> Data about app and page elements
---+---

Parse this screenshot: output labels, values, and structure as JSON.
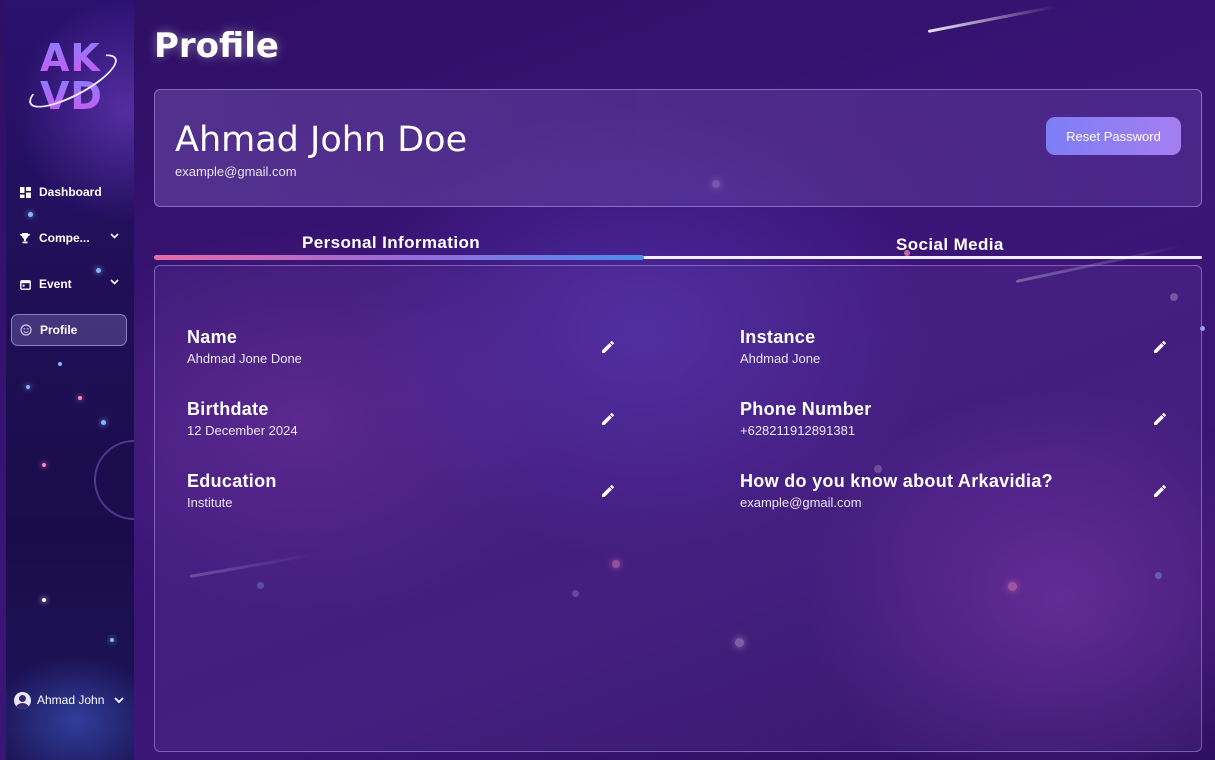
{
  "sidebar": {
    "logo_top": "AK",
    "logo_bottom": "VD",
    "items": [
      {
        "label": "Dashboard",
        "icon": "dashboard-icon"
      },
      {
        "label": "Compe...",
        "icon": "trophy-icon"
      },
      {
        "label": "Event",
        "icon": "calendar-icon"
      },
      {
        "label": "Profile",
        "icon": "smiley-icon",
        "active": true
      }
    ],
    "user": {
      "name": "Ahmad John",
      "icon": "user-avatar-icon"
    }
  },
  "page": {
    "title": "Profile"
  },
  "header": {
    "name": "Ahmad John Doe",
    "email": "example@gmail.com",
    "reset_label": "Reset Password"
  },
  "tabs": [
    {
      "label": "Personal Information",
      "active": true
    },
    {
      "label": "Social Media",
      "active": false
    }
  ],
  "fields": {
    "left": [
      {
        "label": "Name",
        "value": "Ahdmad Jone Done"
      },
      {
        "label": "Birthdate",
        "value": "12 December 2024"
      },
      {
        "label": "Education",
        "value": "Institute"
      }
    ],
    "right": [
      {
        "label": "Instance",
        "value": "Ahdmad Jone"
      },
      {
        "label": "Phone Number",
        "value": "+628211912891381"
      },
      {
        "label": "How do you know about Arkavidia?",
        "value": "example@gmail.com"
      }
    ]
  },
  "colors": {
    "accent_gradient_start": "#7e7df5",
    "accent_gradient_end": "#a47ff0",
    "tab_active_pink": "#e86aa6",
    "tab_active_blue": "#4c8cf0",
    "background": "#34126d"
  }
}
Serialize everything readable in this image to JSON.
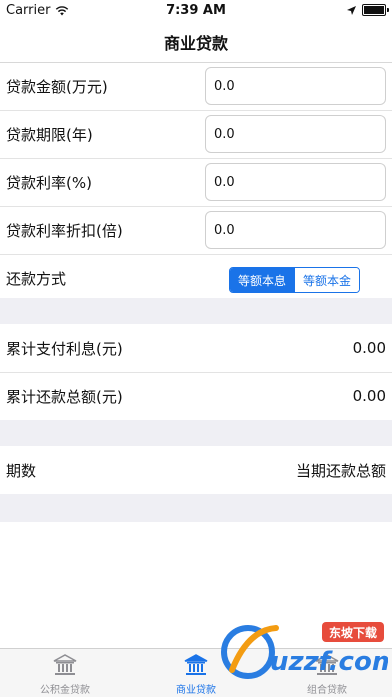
{
  "status": {
    "carrier": "Carrier",
    "time": "7:39 AM"
  },
  "nav": {
    "title": "商业贷款"
  },
  "form": {
    "rows": [
      {
        "label": "贷款金额(万元)",
        "value": "0.0"
      },
      {
        "label": "贷款期限(年)",
        "value": "0.0"
      },
      {
        "label": "贷款利率(%)",
        "value": "0.0"
      },
      {
        "label": "贷款利率折扣(倍)",
        "value": "0.0"
      }
    ],
    "method": {
      "label": "还款方式",
      "options": [
        "等额本息",
        "等额本金"
      ],
      "selected": "等额本息"
    }
  },
  "results": [
    {
      "label": "累计支付利息(元)",
      "value": "0.00"
    },
    {
      "label": "累计还款总额(元)",
      "value": "0.00"
    }
  ],
  "table": {
    "col1": "期数",
    "col2": "当期还款总额"
  },
  "tabs": [
    {
      "label": "公积金贷款",
      "icon": "bank-icon"
    },
    {
      "label": "商业贷款",
      "icon": "bank-icon"
    },
    {
      "label": "组合贷款",
      "icon": "bank-icon"
    }
  ],
  "watermark": {
    "text": "uzzf.com",
    "badge": "东坡下载"
  },
  "colors": {
    "accent": "#1a73e8",
    "separator": "#efeff4"
  }
}
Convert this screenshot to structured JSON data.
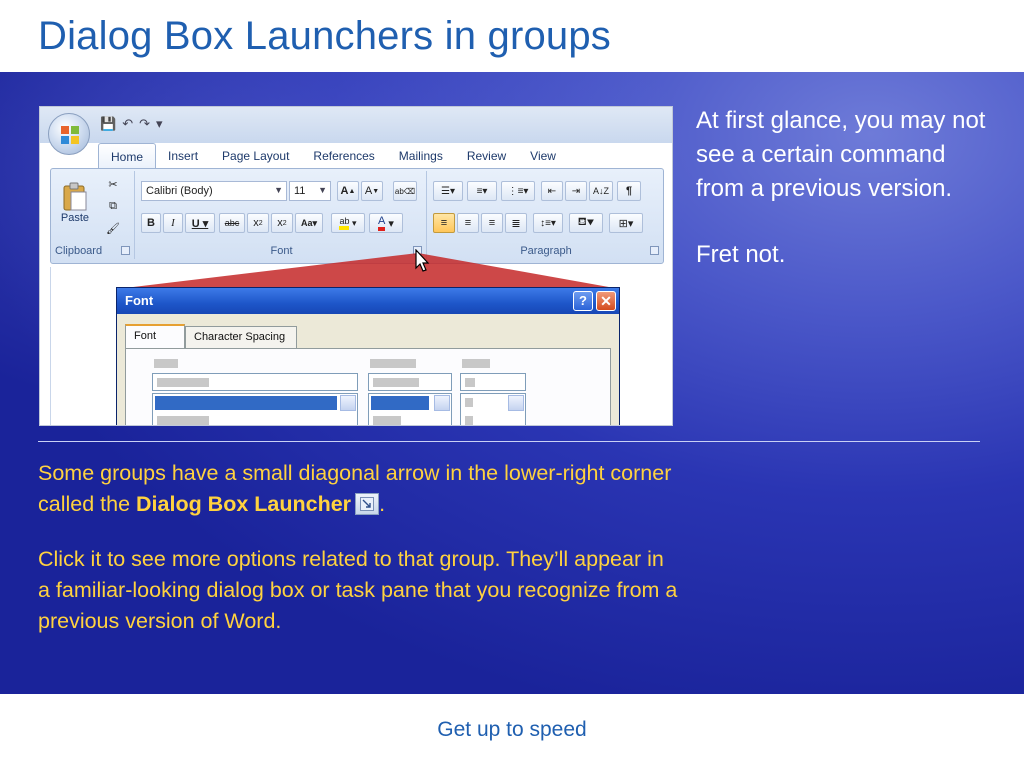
{
  "slide": {
    "title": "Dialog Box Launchers in groups",
    "footer": "Get up to speed"
  },
  "side_text": {
    "p1": "At first glance, you may not see a certain command from a previous version.",
    "p2": "Fret not."
  },
  "body_text": {
    "p1_before": "Some groups have a small diagonal arrow in the lower-right corner called the ",
    "p1_bold": "Dialog Box Launcher",
    "p1_after": ".",
    "p2": "Click it to see more options related to that group. They’ll appear in a familiar-looking dialog box or task pane that you recognize from a previous version of Word."
  },
  "screenshot": {
    "tabs": [
      "Home",
      "Insert",
      "Page Layout",
      "References",
      "Mailings",
      "Review",
      "View"
    ],
    "active_tab": "Home",
    "groups": {
      "clipboard": "Clipboard",
      "font": "Font",
      "paragraph": "Paragraph"
    },
    "paste_label": "Paste",
    "font_name": "Calibri (Body)",
    "font_size": "11",
    "dialog": {
      "title": "Font",
      "help": "?",
      "close": "✕",
      "tab_font": "Font",
      "tab_spacing": "Character Spacing"
    }
  },
  "colors": {
    "title": "#1f5fb0",
    "highlight_text": "#ffd23f",
    "stage_dark": "#1a239a",
    "stage_light": "#6e7bd8"
  },
  "icons": [
    "office-button-icon",
    "save-icon",
    "undo-icon",
    "redo-icon",
    "mouse-pointer-icon",
    "dialog-launcher-icon"
  ]
}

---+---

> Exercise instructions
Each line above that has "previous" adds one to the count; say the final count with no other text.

> Response to this exercise
2